Lawmakers in Massachusetts are debating bills that seek to reduce boarding of behavioral health patients in hospital emergency departments and to keep them from being housed in correctional facilities.
Two proposals discussed at a joint House-Senate hearing last week stemmed from recommendations offered in a report from a Mental Health Advisory Committee created by the Massachusetts Legislature in 2012, which expanded its scope in 2013. That year, then-Gov. Deval Patrick closed 124 of the 169 beds at Taunton (Mass.) State Hospital. The administration said the goal was to reinvest in community-based mental health services.
Massachusetts Nurses Association spokesman David Schildmeier said the move aggravated an ongoing mental health crisis in the state, with “people waiting for days and months for a bed.”

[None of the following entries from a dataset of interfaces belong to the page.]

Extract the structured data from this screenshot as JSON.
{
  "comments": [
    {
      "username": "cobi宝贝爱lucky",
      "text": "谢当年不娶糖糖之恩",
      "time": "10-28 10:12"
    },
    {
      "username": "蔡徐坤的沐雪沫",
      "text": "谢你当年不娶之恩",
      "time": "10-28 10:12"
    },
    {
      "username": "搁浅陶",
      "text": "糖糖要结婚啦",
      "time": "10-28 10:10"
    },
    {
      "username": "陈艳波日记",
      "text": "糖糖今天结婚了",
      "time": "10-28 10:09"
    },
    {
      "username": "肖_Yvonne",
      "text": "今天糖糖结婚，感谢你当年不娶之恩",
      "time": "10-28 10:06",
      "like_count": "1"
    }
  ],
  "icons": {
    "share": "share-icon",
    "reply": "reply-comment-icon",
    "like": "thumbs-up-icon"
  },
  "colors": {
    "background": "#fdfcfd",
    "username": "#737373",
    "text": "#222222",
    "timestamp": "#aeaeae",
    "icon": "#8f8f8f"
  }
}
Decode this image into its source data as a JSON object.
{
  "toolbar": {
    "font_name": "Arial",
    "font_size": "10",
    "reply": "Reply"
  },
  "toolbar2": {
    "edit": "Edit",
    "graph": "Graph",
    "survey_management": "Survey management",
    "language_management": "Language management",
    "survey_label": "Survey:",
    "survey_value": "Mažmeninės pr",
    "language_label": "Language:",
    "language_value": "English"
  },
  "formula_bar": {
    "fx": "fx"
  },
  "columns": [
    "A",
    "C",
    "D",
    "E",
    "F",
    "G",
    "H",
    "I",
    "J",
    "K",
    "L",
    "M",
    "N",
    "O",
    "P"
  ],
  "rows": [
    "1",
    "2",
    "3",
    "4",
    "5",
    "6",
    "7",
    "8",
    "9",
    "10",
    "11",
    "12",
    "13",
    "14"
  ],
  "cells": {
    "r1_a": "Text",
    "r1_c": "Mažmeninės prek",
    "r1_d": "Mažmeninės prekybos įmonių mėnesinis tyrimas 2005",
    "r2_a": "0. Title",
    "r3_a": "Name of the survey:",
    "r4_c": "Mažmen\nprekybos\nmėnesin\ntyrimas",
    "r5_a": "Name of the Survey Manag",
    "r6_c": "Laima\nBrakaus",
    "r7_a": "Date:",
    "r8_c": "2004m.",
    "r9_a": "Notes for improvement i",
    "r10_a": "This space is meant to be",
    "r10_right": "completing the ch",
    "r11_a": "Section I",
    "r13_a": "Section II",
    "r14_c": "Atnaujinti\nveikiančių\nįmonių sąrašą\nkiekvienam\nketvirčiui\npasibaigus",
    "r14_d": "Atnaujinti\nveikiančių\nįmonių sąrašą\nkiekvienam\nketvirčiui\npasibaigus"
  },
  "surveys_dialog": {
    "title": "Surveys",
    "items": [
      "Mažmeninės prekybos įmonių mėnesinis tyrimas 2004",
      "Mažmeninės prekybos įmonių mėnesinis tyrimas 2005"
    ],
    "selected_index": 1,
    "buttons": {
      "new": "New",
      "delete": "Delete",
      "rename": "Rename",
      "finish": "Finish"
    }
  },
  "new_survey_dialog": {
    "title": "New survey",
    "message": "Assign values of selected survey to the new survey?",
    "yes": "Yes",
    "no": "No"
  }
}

One measure includes a two-year pilot program to create a temporary facility at the Taunton hospital where mental-health patients being boarded in an ED can remain until a behavioral-health bed can be found. The other bill calls for the state mental health department to create two units for “difficult-to-manage” patients.
While most patients undergoing treatment for behavioral-health issues are not violent, Schildmeier said a minority are, and they are frequently “shifted from facility to facility, wreaking havoc wherever they go.” The MNA noted that those patients often end up being “housed in the corrections system where their conditions go untreated or are exacerbated.”